Hero MotoCorp To TVS Motor's Two-Wheeler Dealerships Are Full. That's The Problem.
Dealers of two-wheelers are grappling with high inventory as makers of scooters and motorcycles continue to push stock despite poor demand.
Outlets are sitting on stock of 60 days on an average, according to BloombergQuint's conversations with a dozen dealerships across India and brands. Demand hasn't picked up, with even the festival season failing to aid recovery. Automakers led by Hero MotoCorp Ltd., Honda Motorcycle and Scooter India Pvt., Bajaj Auto Ltd., and TVS Motor Co. continue to push vehicles to dealerships.
"Dealers are worried as inventory levels continue to soar even after a poor festive and wedding season," Vinkesh Gulati, president at the Federation of Automobile Dealers Associations said. Sales are still at least 20% below pre-Covid levels.
Inventory levels are likely to close at more than 55 days across OEMs as the companies are pushing stock, he said. "Dealerships are full today."
The two-wheeler industry faced poor demand even prior to the pandemic as Indians cut down on spending in a slowing economy. Longer upfront insurance and stricter emission standards increased the cost of ownership. Covid-19 disruption hurt purchasing power.
Still, when restrictions eased, the push towards personal mobility was expected to aid growth for two-wheelers. Instead, the increased cost of vehicles coupled with rising fuel costs dented demand further. And buyers in the hinterland are switching to cheaper, low-range electric scooters.
A case in point is Hero MotoCorp’s bestseller Destiny, which was priced at Rs 60,000 at a showroom in Uttar Pradesh prior to the pandemic. It now costs Rs 75,000. Petrol still retails at Rs 95 a litre, even after retreating from record Rs 100.
For dealerships, there is no sign of the distress abating.
“This is the lowest December month sales I have seen in the last 20 years,” Pradeep Agarwal, a Hero MotoCorp dealer from Cuttack and chairperson of the Odisha lobby, said.
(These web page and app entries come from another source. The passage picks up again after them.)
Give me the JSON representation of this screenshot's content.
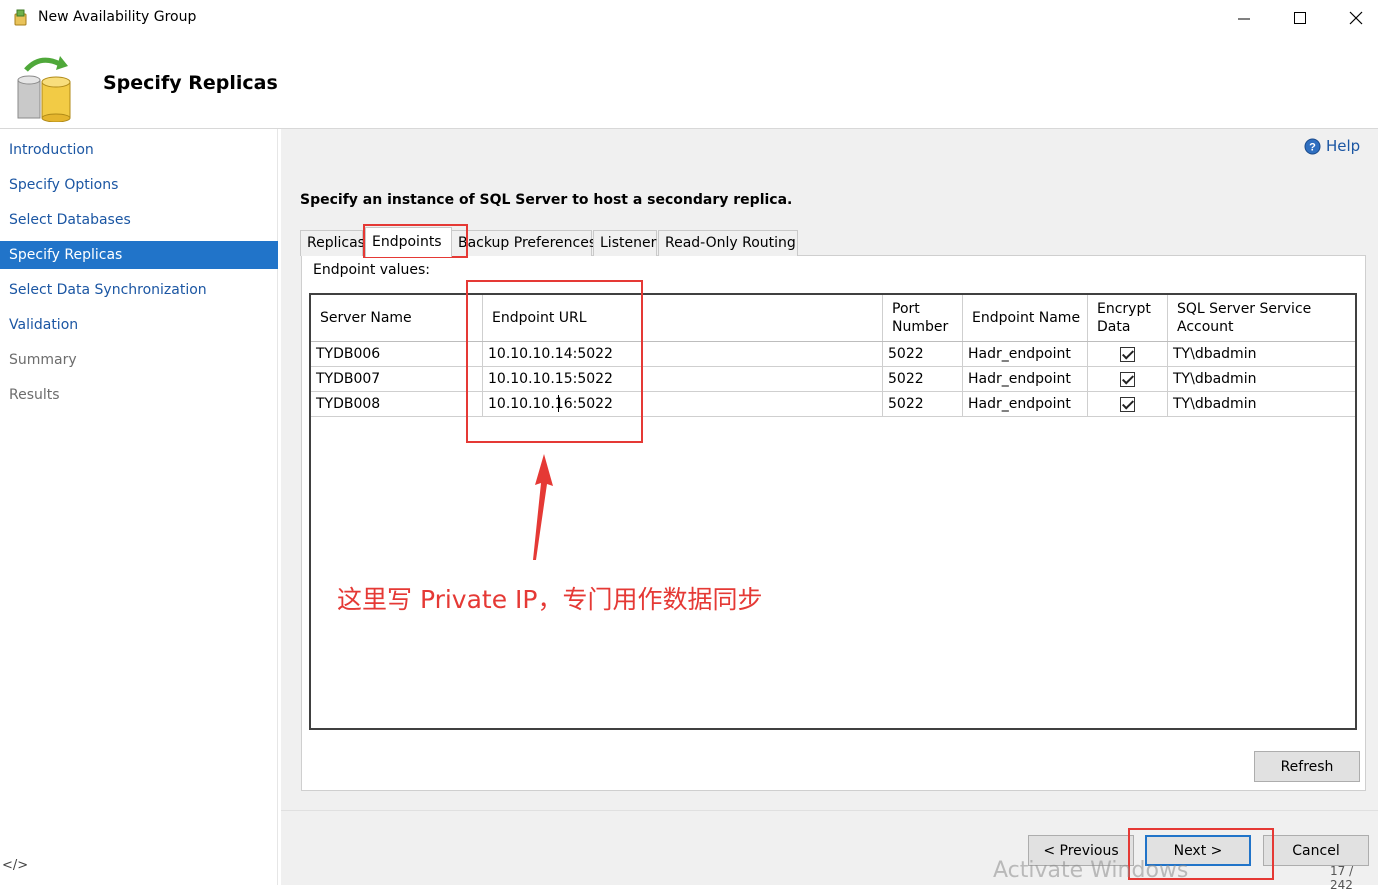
{
  "window": {
    "title": "New Availability Group"
  },
  "header": {
    "title": "Specify Replicas"
  },
  "nav": {
    "items": [
      {
        "label": "Introduction"
      },
      {
        "label": "Specify Options"
      },
      {
        "label": "Select Databases"
      },
      {
        "label": "Specify Replicas"
      },
      {
        "label": "Select Data Synchronization"
      },
      {
        "label": "Validation"
      },
      {
        "label": "Summary"
      },
      {
        "label": "Results"
      }
    ],
    "footer": "</>"
  },
  "help": {
    "label": "Help",
    "icon": "help-icon"
  },
  "main": {
    "instruction": "Specify an instance of SQL Server to host a secondary replica.",
    "tabs": [
      {
        "label": "Replicas"
      },
      {
        "label": "Endpoints"
      },
      {
        "label": "Backup Preferences"
      },
      {
        "label": "Listener"
      },
      {
        "label": "Read-Only Routing"
      }
    ],
    "endpoint_values_label": "Endpoint values:",
    "grid": {
      "columns": [
        "Server Name",
        "Endpoint URL",
        "Port Number",
        "Endpoint Name",
        "Encrypt Data",
        "SQL Server Service Account"
      ],
      "rows": [
        {
          "server": "TYDB006",
          "url": "10.10.10.14:5022",
          "port": "5022",
          "endpoint": "Hadr_endpoint",
          "encrypt": true,
          "account": "TY\\dbadmin"
        },
        {
          "server": "TYDB007",
          "url": "10.10.10.15:5022",
          "port": "5022",
          "endpoint": "Hadr_endpoint",
          "encrypt": true,
          "account": "TY\\dbadmin"
        },
        {
          "server": "TYDB008",
          "url": "10.10.10.16:5022",
          "port": "5022",
          "endpoint": "Hadr_endpoint",
          "encrypt": true,
          "account": "TY\\dbadmin"
        }
      ]
    },
    "annotation": "这里写 Private IP，专门用作数据同步",
    "refresh_label": "Refresh"
  },
  "footer": {
    "previous_label": "< Previous",
    "next_label": "Next >",
    "cancel_label": "Cancel",
    "watermark": "Activate Windows",
    "page_counter": "17 / 242"
  },
  "colors": {
    "selection": "#2174c9",
    "annotation": "#e53935",
    "link": "#1b56a3"
  }
}
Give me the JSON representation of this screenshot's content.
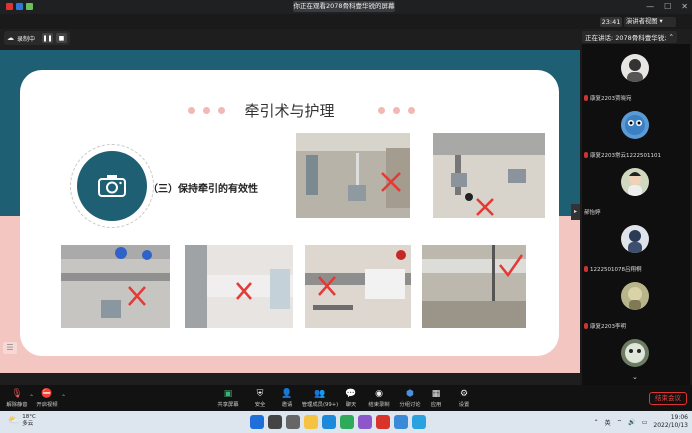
{
  "topbar": {
    "share_banner": "你正在观看2078骨科壹华锐的屏幕"
  },
  "secondbar": {
    "clock": "23:41",
    "view_mode": "演讲者视图"
  },
  "recording": {
    "label": "录制中"
  },
  "presenter": {
    "label": "正在讲话: 2078骨科壹华锐;"
  },
  "slide": {
    "title": "牵引术与护理",
    "subtitle": "（三）保持牵引的有效性"
  },
  "participants": [
    {
      "name": "康复2203贾晓宛"
    },
    {
      "name": "康复2203常云1222501101"
    },
    {
      "name": "郝怡婷"
    },
    {
      "name": "1222501078吕翔桐"
    },
    {
      "name": "康复2203李明"
    }
  ],
  "toolbar": {
    "left": [
      {
        "label": "解除静音",
        "icon": "mic-muted-icon"
      },
      {
        "label": "开启视频",
        "icon": "video-off-icon"
      }
    ],
    "center": [
      {
        "label": "共享屏幕",
        "icon": "share-screen-icon"
      },
      {
        "label": "安全",
        "icon": "shield-icon"
      },
      {
        "label": "邀请",
        "icon": "invite-icon"
      },
      {
        "label": "管理成员(99+)",
        "icon": "members-icon"
      },
      {
        "label": "聊天",
        "icon": "chat-icon"
      },
      {
        "label": "结束录制",
        "icon": "record-icon"
      },
      {
        "label": "分组讨论",
        "icon": "breakout-icon"
      },
      {
        "label": "应用",
        "icon": "apps-icon"
      },
      {
        "label": "设置",
        "icon": "gear-icon"
      }
    ],
    "end_label": "结束会议"
  },
  "taskbar": {
    "temp": "18°C",
    "weather": "多云",
    "ime": "英",
    "time": "19:06",
    "date": "2022/10/13"
  }
}
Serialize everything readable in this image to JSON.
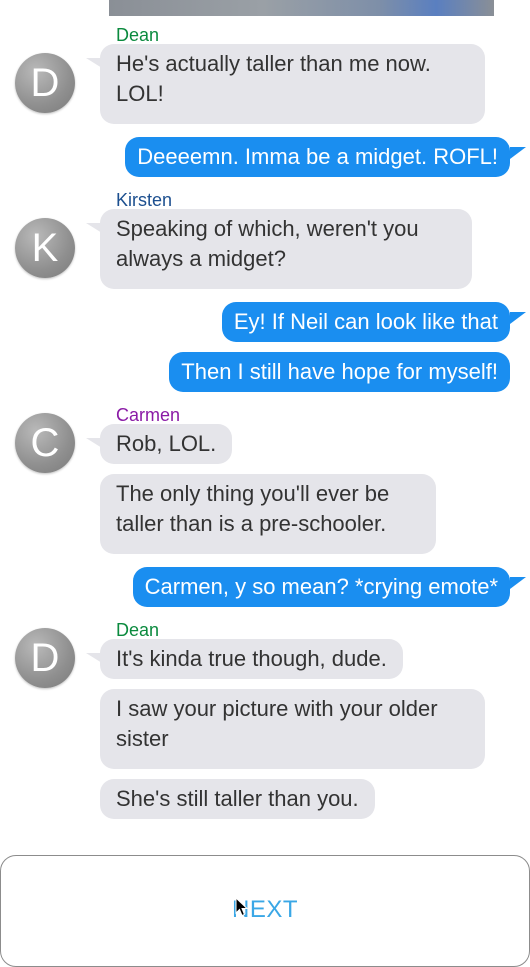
{
  "colors": {
    "dean": "#0b8a3e",
    "kirsten": "#1c4f8f",
    "carmen": "#8a1aa6",
    "outgoing_bubble": "#1a8ef0",
    "incoming_bubble": "#e5e5ea",
    "next": "#3aa7e6"
  },
  "icons": {
    "cursor": "arrow-cursor-icon"
  },
  "chat": {
    "group1": {
      "avatar": "D",
      "name": "Dean",
      "messages": [
        "He's actually taller than me now. LOL!"
      ]
    },
    "out1": "Deeeemn. Imma be a midget. ROFL!",
    "group2": {
      "avatar": "K",
      "name": "Kirsten",
      "messages": [
        "Speaking of which, weren't you always a midget?"
      ]
    },
    "out2": "Ey! If Neil can look like that",
    "out3": "Then I still have hope for myself!",
    "group3": {
      "avatar": "C",
      "name": "Carmen",
      "messages": [
        "Rob, LOL.",
        "The only thing you'll ever be taller than is a pre-schooler."
      ]
    },
    "out4": "Carmen, y so mean? *crying emote*",
    "group4": {
      "avatar": "D",
      "name": "Dean",
      "messages": [
        "It's kinda true though, dude.",
        "I saw your picture with your older sister",
        "She's still taller than you."
      ]
    }
  },
  "footer": {
    "next_label": "NEXT"
  }
}
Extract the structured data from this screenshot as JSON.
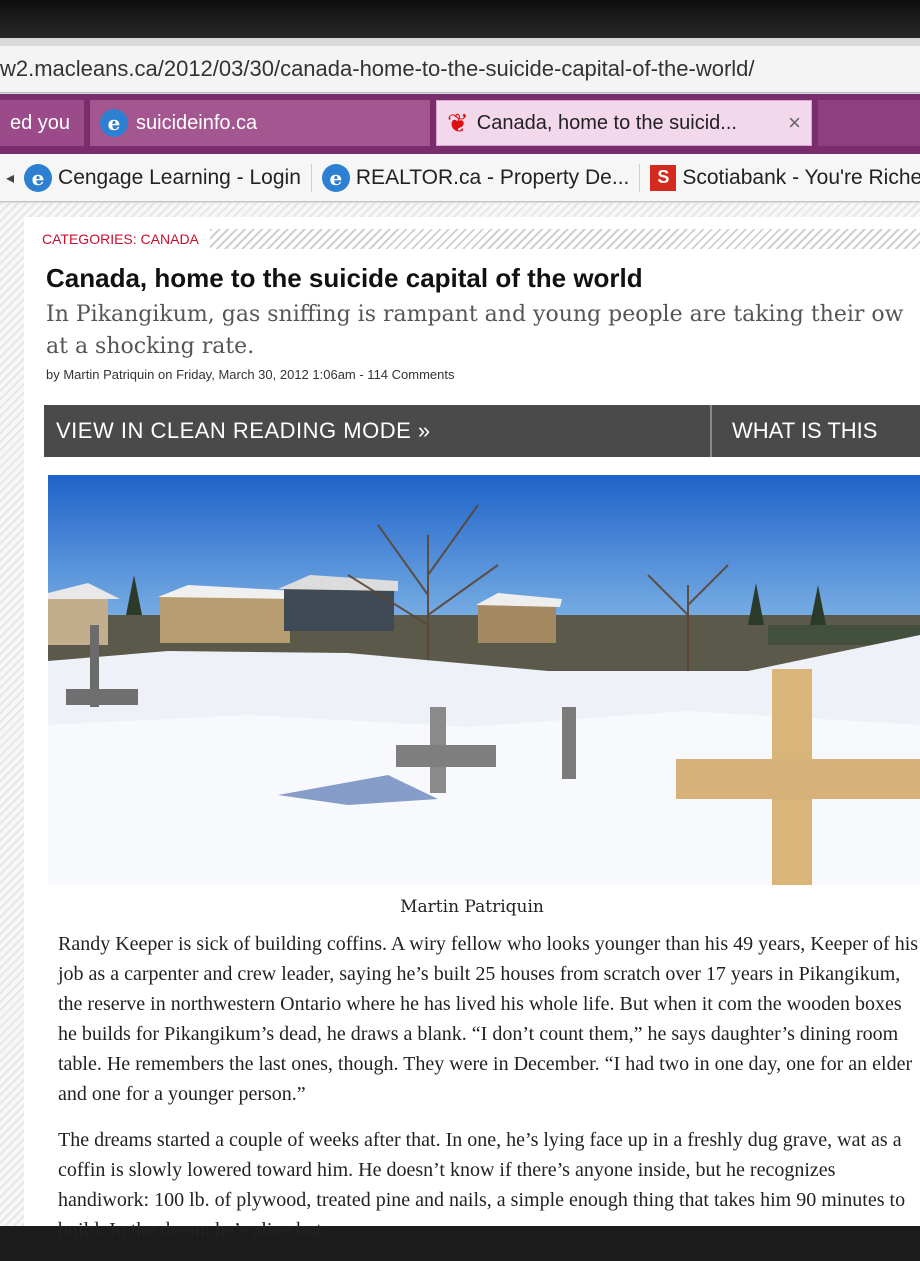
{
  "browser": {
    "url": "w2.macleans.ca/2012/03/30/canada-home-to-the-suicide-capital-of-the-world/",
    "tabs": [
      {
        "label": "ed you"
      },
      {
        "label": "suicideinfo.ca"
      },
      {
        "label": "Canada, home to the suicid...",
        "close": "×"
      }
    ],
    "bookmarks": [
      {
        "label": "Cengage Learning - Login"
      },
      {
        "label": "REALTOR.ca - Property De..."
      },
      {
        "label": "Scotiabank - You're Riche"
      }
    ]
  },
  "article": {
    "category_label": "CATEGORIES:",
    "category": "CANADA",
    "title": "Canada, home to the suicide capital of the world",
    "dek": "In Pikangikum, gas sniffing is rampant and young people are taking their ow at a shocking rate.",
    "byline": "by Martin Patriquin on Friday, March 30, 2012 1:06am - 114 Comments",
    "clean_mode": "VIEW IN CLEAN READING MODE »",
    "what_is_this": "WHAT IS THIS",
    "photo_caption": "Martin Patriquin",
    "paragraphs": [
      "Randy Keeper is sick of building coffins. A wiry fellow who looks younger than his 49 years, Keeper of his job as a carpenter and crew leader, saying he’s built 25 houses from scratch over 17 years in Pikangikum, the reserve in northwestern Ontario where he has lived his whole life. But when it com the wooden boxes he builds for Pikangikum’s dead, he draws a blank. “I don’t count them,” he says daughter’s dining room table. He remembers the last ones, though. They were in December. “I had two in one day, one for an elder and one for a younger person.”",
      "The dreams started a couple of weeks after that. In one, he’s lying face up in a freshly dug grave, wat as a coffin is slowly lowered toward him. He doesn’t know if there’s anyone inside, but he recognizes handiwork: 100 lb. of plywood, treated pine and nails, a simple enough thing that takes him 90 minutes to build. In the dream he’s alive but"
    ]
  }
}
In Odisha, Agarwal said, the dealerships have inventory of more than 60 days across manufacturers. And he said it's not different elsewhere.
Hero MotoCorp Leading the Stress
If there is one automaker which is hurt the most, it's India’s largest two-wheeler maker Hero MotoCorp. The majority of its sales come from the rural market, which was ravaged by the deadlier second wave.
Demand is down but it continues to push stock at the dealerships.
Hero MotoCorp has already lost 410 basis points market share in motorcycles, reversing some of last year’s Covid-19-led gains, according to a report by Systematix.
The market share loss is also one of the reasons that Hero MotoCorp is pushing inventory, four company dealers told BloombergQuint requesting anonymity out of business concerns.
It has even announced interest waivers, said one of the Rajasthan-based dealers. The stock is higher but demand lower than the pre-Covid levels, he said. He is sitting on inventory of three months.
At one of the largest Hero MotoCorp dealerships in Uttar Pradesh, footfalls have dropped by about 60-65%. And the outlet is sitting on an inventory of around 2,500 or 60-65 days.
Things are not good, the owner said, adding that this is the worst he has seen in the last many years.
Interest waiver by Hero MotoCorp hasn’t helped much, the dealer said. Inventory is inventory at the end of the day, he said, and it’s money that is stuck.
BloombergQuint awaits the company's response to emailed queries.
Two Honda Motorcycle and Scooter India Ltd. dealers from West Bengal and New Delhi face a similar situation. They didn't want to be identified out of business concerns.
The company has already informed dealers that the production will be 50% below last year going ahead, one of them said. That suggests production cuts.
Hari Om Aggarwal, a TVS Motor Co. dealer in Agra, too, won't run out of vehicles even if he sells for two months without adding inventory. He has asked the company to stop pushing more as he is running out of space.
In Alwar, Rajasthan, Rahul Sharma, owner of a Bajaj Auto Ltd.'s dealership, has a similar level of stock. “The company is hoping that demand will bounce back in the new year,” he said. He expects the increasing cost of vehicles to play spoilsport.
HMSI, TVS Motor and Bajaj Auto have yet to respond to BloombergQuint's queries.
No Respite In Sight
With a surge in Omicron infections and a possible third wave, Rohan Kanwar Gupta, vice president and sector head at ICRA Ltd., said the recovery expected to start in December is likely to be delayed by another two quarters.
Dealers fear the worst. Srivastava said if the stress continues in the fourth quarter of the ongoing fiscal and the inventory build-up is not controlled, some of the dealerships might collapse.
“I don’t think the situation is likely to improve anytime soon.”